EU regulation should not be reduced to hypothetical short-term costs, mainly to business. That puts the general public interest at risk—and, with it, the wellbeing of workers, consumers and citizens, territorial cohesion and the environment. EU law-making is not a book-keeping exercise but must take the long view and recognise non-monetisable benefits.
Europe is facing a dramatic health, social and economic crisis. It is crucial to safeguard livelihoods after the pandemic and to achieve a just, twin transition towards a digital transformation that delivers for all and a greener economy making Europe a carbon-neutral continent. It is key that the EU ensures mandatory human-rights due diligence, making businesses accountable for the impacts of their operations on people and the planet. It is more important than ever that the EU guarantees a fair minimum wage, again as an investment in the future, to solve the precariousness and in-work poverty evident today.
A target-oriented approach, such as ‘one in, one out’, would, the former commission concluded in a communication as recent as October 2017, ‘create deregulatory pressures and impair its political responsibility to deliver what needs to be done when it needs to be done’. It represents a damaging turn on the part of the current EU leadership.
The idea was discussed in 2017 but rejected then by the commission first vice-president, Frans Timmermans, as unjustified and inappropriate for the elaboration of EU law. At his hearing before the European Parliament in September 2019, the commissioner now in charge of better regulation, Maroš Šefčovič, expressed ‘a clear “no” to a mechanical approach and to endangering our high standards, especially social and environmental’.
There is no justification for such a restriction on law-making in the EU treaties. The ‘one in, one out’ approach is especially dangerous in areas such as occupational health and safety, where any delay in regulating exposure to work-related cancer-causing chemicals (carcinogens and mutagens)—such as might be caused by having to lapse another regulation—can literally be the difference between life and death for workers.
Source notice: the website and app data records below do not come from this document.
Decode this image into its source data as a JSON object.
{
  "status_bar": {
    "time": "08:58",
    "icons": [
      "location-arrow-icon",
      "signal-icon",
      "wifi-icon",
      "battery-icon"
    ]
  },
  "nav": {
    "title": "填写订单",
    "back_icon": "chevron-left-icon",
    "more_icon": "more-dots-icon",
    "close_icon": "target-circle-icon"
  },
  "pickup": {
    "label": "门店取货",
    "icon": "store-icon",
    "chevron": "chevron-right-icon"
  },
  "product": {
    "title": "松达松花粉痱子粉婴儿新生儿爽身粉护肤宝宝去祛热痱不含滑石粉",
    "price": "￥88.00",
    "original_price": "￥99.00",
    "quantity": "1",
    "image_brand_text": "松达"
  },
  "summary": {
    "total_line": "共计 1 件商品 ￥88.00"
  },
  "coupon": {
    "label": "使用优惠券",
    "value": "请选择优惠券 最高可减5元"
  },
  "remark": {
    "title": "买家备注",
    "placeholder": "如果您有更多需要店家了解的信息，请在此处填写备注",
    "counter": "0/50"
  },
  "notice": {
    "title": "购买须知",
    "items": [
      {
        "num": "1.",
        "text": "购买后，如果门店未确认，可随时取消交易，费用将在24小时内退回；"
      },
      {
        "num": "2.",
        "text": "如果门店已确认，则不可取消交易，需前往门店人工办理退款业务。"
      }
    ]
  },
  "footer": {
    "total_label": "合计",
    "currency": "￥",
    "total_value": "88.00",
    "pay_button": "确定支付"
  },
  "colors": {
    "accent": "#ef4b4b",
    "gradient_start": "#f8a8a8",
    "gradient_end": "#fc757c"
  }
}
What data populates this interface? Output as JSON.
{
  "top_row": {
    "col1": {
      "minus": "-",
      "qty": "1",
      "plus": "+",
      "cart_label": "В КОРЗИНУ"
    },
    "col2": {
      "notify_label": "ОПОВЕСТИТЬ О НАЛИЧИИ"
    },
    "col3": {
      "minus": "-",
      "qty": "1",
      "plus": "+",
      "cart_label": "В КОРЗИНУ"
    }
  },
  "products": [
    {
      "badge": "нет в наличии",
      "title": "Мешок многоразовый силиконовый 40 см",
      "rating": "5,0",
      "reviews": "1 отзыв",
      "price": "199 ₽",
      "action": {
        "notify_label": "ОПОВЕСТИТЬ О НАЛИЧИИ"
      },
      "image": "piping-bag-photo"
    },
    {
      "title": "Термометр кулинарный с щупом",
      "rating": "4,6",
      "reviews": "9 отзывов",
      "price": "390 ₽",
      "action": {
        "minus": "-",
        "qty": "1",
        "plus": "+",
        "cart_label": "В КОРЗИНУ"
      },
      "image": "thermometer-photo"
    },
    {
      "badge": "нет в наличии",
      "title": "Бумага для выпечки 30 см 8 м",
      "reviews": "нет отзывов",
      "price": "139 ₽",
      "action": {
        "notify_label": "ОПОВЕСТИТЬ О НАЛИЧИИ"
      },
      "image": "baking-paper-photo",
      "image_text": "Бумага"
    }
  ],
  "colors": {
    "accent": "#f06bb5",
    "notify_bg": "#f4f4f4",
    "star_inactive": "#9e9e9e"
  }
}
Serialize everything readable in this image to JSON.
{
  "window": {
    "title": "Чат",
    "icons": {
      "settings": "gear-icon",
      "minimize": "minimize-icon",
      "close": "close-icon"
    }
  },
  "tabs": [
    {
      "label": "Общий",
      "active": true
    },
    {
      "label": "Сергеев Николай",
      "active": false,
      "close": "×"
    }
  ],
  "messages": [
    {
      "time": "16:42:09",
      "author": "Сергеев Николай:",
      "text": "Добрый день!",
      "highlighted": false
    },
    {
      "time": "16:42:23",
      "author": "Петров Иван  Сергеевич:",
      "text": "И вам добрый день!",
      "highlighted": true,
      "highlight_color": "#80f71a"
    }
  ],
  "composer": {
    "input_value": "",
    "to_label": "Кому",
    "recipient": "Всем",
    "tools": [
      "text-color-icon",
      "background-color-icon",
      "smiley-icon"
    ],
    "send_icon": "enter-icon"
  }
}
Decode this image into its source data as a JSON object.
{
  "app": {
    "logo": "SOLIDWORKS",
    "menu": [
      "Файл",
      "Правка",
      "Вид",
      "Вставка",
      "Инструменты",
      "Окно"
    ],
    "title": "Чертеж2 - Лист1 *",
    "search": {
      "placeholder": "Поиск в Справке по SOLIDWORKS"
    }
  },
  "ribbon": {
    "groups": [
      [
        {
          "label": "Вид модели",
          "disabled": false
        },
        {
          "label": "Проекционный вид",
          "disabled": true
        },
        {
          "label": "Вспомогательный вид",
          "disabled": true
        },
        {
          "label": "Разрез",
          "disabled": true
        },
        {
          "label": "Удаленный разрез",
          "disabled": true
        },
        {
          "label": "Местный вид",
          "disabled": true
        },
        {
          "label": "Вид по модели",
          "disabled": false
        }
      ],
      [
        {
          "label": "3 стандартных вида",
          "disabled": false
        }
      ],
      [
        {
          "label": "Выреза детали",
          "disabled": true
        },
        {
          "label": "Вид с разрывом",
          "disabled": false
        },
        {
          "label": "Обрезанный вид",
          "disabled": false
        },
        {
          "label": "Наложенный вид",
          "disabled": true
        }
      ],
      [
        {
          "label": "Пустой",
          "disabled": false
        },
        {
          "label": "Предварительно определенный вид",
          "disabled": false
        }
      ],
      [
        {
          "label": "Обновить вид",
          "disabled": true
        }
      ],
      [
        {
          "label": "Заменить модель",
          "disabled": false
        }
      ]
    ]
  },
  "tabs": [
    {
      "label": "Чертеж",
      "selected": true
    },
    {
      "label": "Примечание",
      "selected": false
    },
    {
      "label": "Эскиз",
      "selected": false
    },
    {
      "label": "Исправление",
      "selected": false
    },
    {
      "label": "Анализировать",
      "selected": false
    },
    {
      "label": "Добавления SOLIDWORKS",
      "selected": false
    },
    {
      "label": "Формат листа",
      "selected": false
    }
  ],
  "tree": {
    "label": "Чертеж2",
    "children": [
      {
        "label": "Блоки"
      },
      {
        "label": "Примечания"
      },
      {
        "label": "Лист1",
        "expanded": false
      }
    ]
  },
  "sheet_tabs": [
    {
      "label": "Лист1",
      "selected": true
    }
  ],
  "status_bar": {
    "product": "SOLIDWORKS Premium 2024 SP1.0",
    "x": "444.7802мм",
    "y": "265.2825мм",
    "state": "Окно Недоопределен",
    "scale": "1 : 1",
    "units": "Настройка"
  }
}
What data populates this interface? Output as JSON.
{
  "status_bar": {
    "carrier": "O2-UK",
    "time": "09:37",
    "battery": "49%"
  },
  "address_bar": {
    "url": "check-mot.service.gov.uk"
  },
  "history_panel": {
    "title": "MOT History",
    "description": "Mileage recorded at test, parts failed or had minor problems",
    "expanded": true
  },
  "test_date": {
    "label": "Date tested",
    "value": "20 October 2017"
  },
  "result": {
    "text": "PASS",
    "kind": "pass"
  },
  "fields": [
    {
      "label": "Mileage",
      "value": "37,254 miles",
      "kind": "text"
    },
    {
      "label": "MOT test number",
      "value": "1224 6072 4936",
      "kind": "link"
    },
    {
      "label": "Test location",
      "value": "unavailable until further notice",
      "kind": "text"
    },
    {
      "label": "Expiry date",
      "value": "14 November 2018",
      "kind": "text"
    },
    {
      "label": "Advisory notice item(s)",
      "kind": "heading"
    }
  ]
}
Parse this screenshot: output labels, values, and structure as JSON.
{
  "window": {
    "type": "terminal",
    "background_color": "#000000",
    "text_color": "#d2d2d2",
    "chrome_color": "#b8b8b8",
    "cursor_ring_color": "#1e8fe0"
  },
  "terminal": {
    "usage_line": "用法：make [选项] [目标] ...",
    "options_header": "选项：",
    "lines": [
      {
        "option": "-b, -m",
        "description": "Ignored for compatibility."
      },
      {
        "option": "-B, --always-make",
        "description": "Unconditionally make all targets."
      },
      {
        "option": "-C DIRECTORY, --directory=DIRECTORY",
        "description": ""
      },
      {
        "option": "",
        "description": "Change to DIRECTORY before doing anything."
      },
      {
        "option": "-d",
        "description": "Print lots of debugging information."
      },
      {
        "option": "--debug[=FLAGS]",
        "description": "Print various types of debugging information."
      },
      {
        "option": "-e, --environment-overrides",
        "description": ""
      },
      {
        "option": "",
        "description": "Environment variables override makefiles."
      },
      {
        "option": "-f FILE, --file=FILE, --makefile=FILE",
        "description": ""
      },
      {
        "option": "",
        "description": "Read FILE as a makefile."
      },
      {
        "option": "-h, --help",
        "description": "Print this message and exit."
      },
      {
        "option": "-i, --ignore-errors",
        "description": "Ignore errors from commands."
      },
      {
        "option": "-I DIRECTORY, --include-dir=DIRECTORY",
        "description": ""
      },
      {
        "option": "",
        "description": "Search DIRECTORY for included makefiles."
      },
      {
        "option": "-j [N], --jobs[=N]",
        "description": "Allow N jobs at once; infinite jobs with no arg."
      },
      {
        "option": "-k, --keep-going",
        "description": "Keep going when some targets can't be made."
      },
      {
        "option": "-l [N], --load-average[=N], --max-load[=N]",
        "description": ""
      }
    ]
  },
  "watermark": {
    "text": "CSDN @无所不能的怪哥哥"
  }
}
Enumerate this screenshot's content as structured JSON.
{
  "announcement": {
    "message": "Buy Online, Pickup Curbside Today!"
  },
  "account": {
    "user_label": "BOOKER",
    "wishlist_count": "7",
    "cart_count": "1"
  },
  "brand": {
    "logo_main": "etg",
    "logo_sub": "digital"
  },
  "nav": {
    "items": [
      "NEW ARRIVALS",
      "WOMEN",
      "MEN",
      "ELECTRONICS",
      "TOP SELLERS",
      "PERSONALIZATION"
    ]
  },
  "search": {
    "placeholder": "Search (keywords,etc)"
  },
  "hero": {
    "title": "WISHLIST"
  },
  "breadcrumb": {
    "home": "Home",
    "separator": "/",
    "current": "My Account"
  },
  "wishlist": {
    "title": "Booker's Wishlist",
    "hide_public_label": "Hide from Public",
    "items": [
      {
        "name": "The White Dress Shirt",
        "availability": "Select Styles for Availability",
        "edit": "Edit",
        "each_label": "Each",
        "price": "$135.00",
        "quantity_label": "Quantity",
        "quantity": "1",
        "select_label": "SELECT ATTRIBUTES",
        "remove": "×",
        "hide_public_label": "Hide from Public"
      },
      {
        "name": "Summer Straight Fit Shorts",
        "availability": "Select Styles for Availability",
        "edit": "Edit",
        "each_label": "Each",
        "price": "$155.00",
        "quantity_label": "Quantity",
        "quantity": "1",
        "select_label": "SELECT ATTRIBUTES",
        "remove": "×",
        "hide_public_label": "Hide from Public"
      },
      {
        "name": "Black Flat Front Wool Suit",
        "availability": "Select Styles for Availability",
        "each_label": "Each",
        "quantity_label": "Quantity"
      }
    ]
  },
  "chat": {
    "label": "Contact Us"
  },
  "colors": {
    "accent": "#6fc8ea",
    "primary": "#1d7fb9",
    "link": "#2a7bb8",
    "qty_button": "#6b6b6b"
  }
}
The ETUC is concerned that ‘one in, one out’ will damage respect for the rule of law, since it insidiously encourages mistrust in the benefits of EU legislation. On the contrary, the ETUC encourages the commission to adopt a positive stance, promoting the ability of Europe-wide regulations to offer protection to workers and citizens and a level playing-field for businesses, while delivering legal certainty and predictability for all.
It should also focus on shortcomings in the implementation and enforcement of EU law in member states, while abandoning dismissive talk of ‘gold-plating’. Member states have the legitimate right to improve EU rules, when implementing them, if they deem it necessary, and the minimum social standards set out in European law must not become de facto maximum standards.
Less is not usually more: less regulation does not automatically save money or generate growth. European competitiveness is held back more by the lack of integration in areas such as fiscal, digital, social, environmental and company law, where common standards have the potential to bridge gaps among 27 national systems and create fairness. Unregulated competition—in areas such as taxation, working conditions and social protection—leads to a ‘race to the bottom’, which has a negative impact on workers, businesses and citizens, and on society as a whole.
In short, quality law-making at the European level should be an investment in the future, for people and planet. It must correct the imbalances in the ‘better regulation’ agenda, not double down on them. This is vital to the welfare of citizens and to boost belief in a sustainable and innovative future.